Beryl Markham: “West With the Night” (1942). This memoir by a pioneering aviator — in her day those of the female variety were called “aviatrixes” — was originally published in 1942 and brought back to life in 1983. It captures all the thrills of aviation in its early days, is written in a most engaging voice and has lost none of its appeal over the years.
Gabriel Garcia Marquez: “Living to Tell the Tale” (2002). The great novelist lived long enough to write this vivid memoir of his youth and apprenticeship. It’s a pity he didn’t live long enough to tell the rest of the tale, but this is more than enough to satisfy his millions of admirers.
Eileen Simpson: “Poets in Their Youth” (1982). The author was married to John Berryman for a decade and a half, beginning in 1942, and hung out with all his friends: Randall Jarrell, Robert Lowell, Jean Stafford et cetera. They were a wild bunch and often an exasperating one, but Simpson sees them with a wry and sympathetic eye and, by the way, writes at least as well as any of them.
Jean Edward Smith: “Grant” (2001). The definitive biography of the great general and misunderstood president, and the book that did more than any other to restore him to the respect he managed to lose over the years. An essential American document.
Jean Edward Smith: “FDR” (2007). The second Roosevelt didn’t need to be restored to popular respect as Grant did, but telling the story of his momentous life in a single volume, and leaving the reader confident that nothing of importance has been left out: That is quite an achievement.
Henry Wiencek: “The Hairstons” (2000). This account of the white and black sides of the Hairston family is a milestone in the history of race in America. It is lucidly written, unfailingly sympathetic and richly informative.
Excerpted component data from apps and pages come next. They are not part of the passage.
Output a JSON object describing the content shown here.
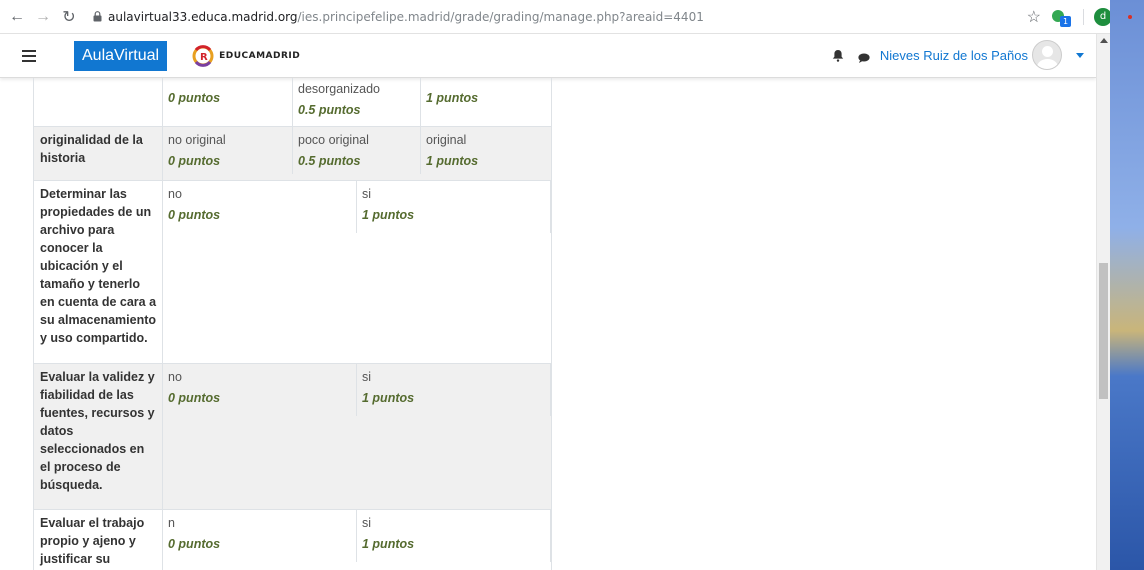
{
  "browser": {
    "url_domain": "aulavirtual33.educa.madrid.org",
    "url_path": "/ies.principefelipe.madrid/grade/grading/manage.php?areaid=4401",
    "profile_initial": "d",
    "extension_badge": "1"
  },
  "navbar": {
    "brand": "AulaVirtual",
    "logo_text": "EducaMadrid",
    "username": "Nieves Ruiz de los Paños"
  },
  "rubric": {
    "rows": [
      {
        "criterion": "",
        "levels": [
          {
            "desc": "",
            "points": "0 puntos"
          },
          {
            "desc": "desorganizado",
            "points": "0.5 puntos"
          },
          {
            "desc": "",
            "points": "1 puntos"
          }
        ]
      },
      {
        "criterion": "originalidad de la historia",
        "levels": [
          {
            "desc": "no original",
            "points": "0 puntos"
          },
          {
            "desc": "poco original",
            "points": "0.5 puntos"
          },
          {
            "desc": "original",
            "points": "1 puntos"
          }
        ]
      },
      {
        "criterion": "Determinar las propiedades de un archivo para conocer la ubicación y el tamaño y tenerlo en cuenta de cara a su almacenamiento y uso compartido.",
        "levels": [
          {
            "desc": "no",
            "points": "0 puntos"
          },
          {
            "desc": "si",
            "points": "1 puntos"
          }
        ]
      },
      {
        "criterion": "Evaluar la validez y fiabilidad de las fuentes, recursos y datos seleccionados en el proceso de búsqueda.",
        "levels": [
          {
            "desc": "no",
            "points": "0 puntos"
          },
          {
            "desc": "si",
            "points": "1 puntos"
          }
        ]
      },
      {
        "criterion": "Evaluar el trabajo propio y ajeno y justificar su",
        "levels": [
          {
            "desc": "n",
            "points": "0 puntos"
          },
          {
            "desc": "si",
            "points": "1 puntos"
          }
        ]
      }
    ]
  }
}
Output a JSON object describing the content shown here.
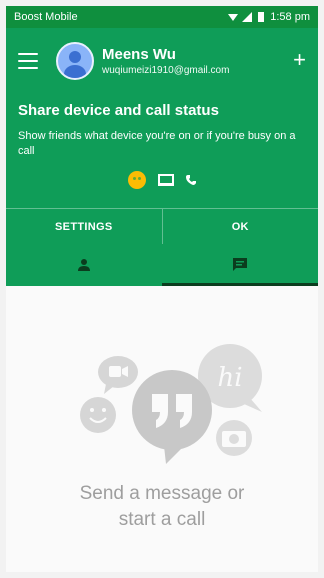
{
  "status_bar": {
    "carrier": "Boost Mobile",
    "time": "1:58 pm"
  },
  "account": {
    "name": "Meens Wu",
    "email": "wuqiumeizi1910@gmail.com"
  },
  "share_card": {
    "title": "Share device and call status",
    "description": "Show friends what device you're on or if you're busy on a call",
    "settings_label": "SETTINGS",
    "ok_label": "OK"
  },
  "tabs": [
    {
      "icon": "person-icon",
      "selected": false
    },
    {
      "icon": "chat-icon",
      "selected": true
    }
  ],
  "empty_state": {
    "line1": "Send a message or",
    "line2": "start a call",
    "bubble_text": "hi"
  },
  "colors": {
    "primary": "#0f9d58",
    "status_bar": "#0f8f3e",
    "indicator": "#0b3d1e",
    "empty_text": "#9e9e9e"
  }
}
Scott Hairston, who played for the Washington Nationals during the 2014 season, is a member of this singularly attractive family.